Subscribe below to keep up with our latest updates

    Main Content

    Hermosa Beach Valley Town Homes Have a Huge Spread. Which Home is Right for You?

    April 4, 2019

    By: Richard Haynes

    The Valley Section of Hermosa Beach has a wide range of housing options. This area is home to some of the most affordable one- and two-bedroom condos in the city as well as some of the most expensive estate properties in the city.

    This sub-section is quite small. From Pier Avenue to the north and Herondo to the south, the east/west boundaries are tiny with Valley to the west and PCH to the east. It is only about 11 blocks.

    Hermosa Beach Valley

    The Sophie’s Choice of Town Homes

    Most town homes in this smaller sub-section of Hermosa range from 2,000 to 3,000 square feet. The one defining factor between a large gap in price is whether it is new construction or not. New construction gets big premium here, while existing construction takes a discount.

    Buyers must decide what is most important to them: Brand-new, no-hassle housing or more money in the bank. 

    Let’s compare the differences…

    New Construction Sales

    For new construction, you rarely, if ever, see new town homes under 2,400 square feet because developers need to go bigger to earn a higher sales price to drive profit.

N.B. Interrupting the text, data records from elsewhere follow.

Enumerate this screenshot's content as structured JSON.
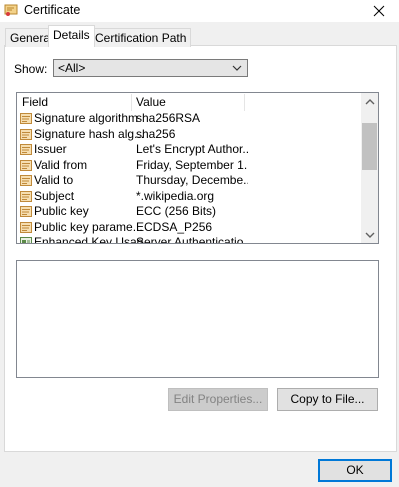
{
  "window": {
    "title": "Certificate"
  },
  "tabs": [
    {
      "label": "General",
      "active": false
    },
    {
      "label": "Details",
      "active": true
    },
    {
      "label": "Certification Path",
      "active": false
    }
  ],
  "show": {
    "label": "Show:",
    "value": "<All>"
  },
  "list": {
    "columns": [
      "Field",
      "Value"
    ],
    "rows": [
      {
        "field": "Signature algorithm",
        "value": "sha256RSA",
        "icon": "certificate-field-icon"
      },
      {
        "field": "Signature hash alg...",
        "value": "sha256",
        "icon": "certificate-field-icon"
      },
      {
        "field": "Issuer",
        "value": "Let's Encrypt Author...",
        "icon": "certificate-field-icon"
      },
      {
        "field": "Valid from",
        "value": "Friday, September 1...",
        "icon": "certificate-field-icon"
      },
      {
        "field": "Valid to",
        "value": "Thursday, Decembe...",
        "icon": "certificate-field-icon"
      },
      {
        "field": "Subject",
        "value": "*.wikipedia.org",
        "icon": "certificate-field-icon"
      },
      {
        "field": "Public key",
        "value": "ECC (256 Bits)",
        "icon": "certificate-field-icon"
      },
      {
        "field": "Public key parame...",
        "value": "ECDSA_P256",
        "icon": "certificate-field-icon"
      },
      {
        "field": "Enhanced Key Usage",
        "value": "Server Authenticatio...",
        "icon": "certificate-extension-icon"
      }
    ]
  },
  "details_text": "",
  "buttons": {
    "edit_properties": "Edit Properties...",
    "copy_to_file": "Copy to File...",
    "ok": "OK"
  },
  "colors": {
    "accent": "#0078d7",
    "background": "#f0f0f0",
    "panel": "#ffffff"
  }
}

Here are some of the 2,500-ish square foot new construction sales…

    • 708 2nd Street
      • 4 bed, 3.5 bath, 2,541 square feet
      • Sold: $2.059 million
    • 615 7th Street
      • 4 bed, 3.5 bath, 2,408 square feet
      • Sold: $2.4 million
    • 617 7th Street
      • 4 bed, 3.5 bath, 2,500 square feet
      • Sold: $2.41 million

    Now, here are some of the larger town home sales…

    • 712 Ardmore Avenue
      • 4 bed, 3.5 bath, 2,700 square feet
      • Sold: $2.2035 million
    • 637 7th Street
      • 4 bed, 4 bath, 2,984 square feet
      • Sold: $2.675 million
    • 635 7th Street
      • 4 bed, 4 bath, 2,950 square feet
      • Sold: $2.753 million

    Existing Construction Sales

    The existing, older construction sales have a lot more comps with smaller units ranging from about 2,000 to 2,500 square feet. A few larger units sell as well, but the sample size is a tad smaller. Here are the smaller ones first…

    • 647 2nd Street
      • 3 bed, 2.5 bath, 2,075 square feet, built in 1998
      • Sold: $1.43 million
    • 621 9th Street
      • 3 bed, 2.5 bath, 2,279 square feet, built in 1989
      • Sold: $1.516 million
    • 603 3rd Street
      • 5 bed, 4 bath, 2,440 square feet, built in 2004
      • Sold: $1.55 million

    There are smaller units that have sold for even less, but this is a great barometer for the lighter side of existing town home sales in our sub-market focus today. Now onto the larger sales…

    • 1050 Ardmore Avenue
      • 4 bed, 4 bath, 2,600 square feet, built in 1989
      • Sold: $1.55 million
    • 651 9th Street
      • 4 bed, 4 bath, 2,395 square feet (huge lot), built in 1998
      • Sold: $1.7 million
    • 632 9th Street
      • 4 bed, 3.5 bath, 2,934 square feet, built in 2003
      • Sold: $1.73 million

    New Homes versus Old Homes

    Now that I have made your eyes bleed form a ton of sales, let me try to put a bow on this one to show the stark difference between the options.

    For smaller options…

    Hermosa Beach Valley

    That is an $850,000 difference for a 2018 build versus a 2004-built home offering essentially the same square footage and location.

    Or what about poorly located town homes on the busy Ardmore Avenue…

    Hermosa Beach Valley

    Basically, these are two perfectly comparable homes with the same number of bedrooms, about the same square footage, and on the same busy street. The only difference here is a new home versus an old home. That one difference will cost you over $650,000.

    Lastly, two more town homes to compare.

    Hermosa Beach Valley

    Again, the only difference here is a new home versus an old home. That premium will cost you about $1 million.

    Which One is Right for You?

    Honestly, there is no right or wrong answer. Do what is best for you.  

    The long-time readers know my investor blood will always push for buyers to go with the more affordable option because I believe in 20 years, all those options will be considered “old.” That extra $500k or even $1 million can be put towards growing other assets or income properties with cash flow.

    At the end of the day, you need to know one thing when buying in this section of The Valley:  The spread between new and existing homes. From there, you will know what type of buyer you are based on your specific situation.

    Skip to content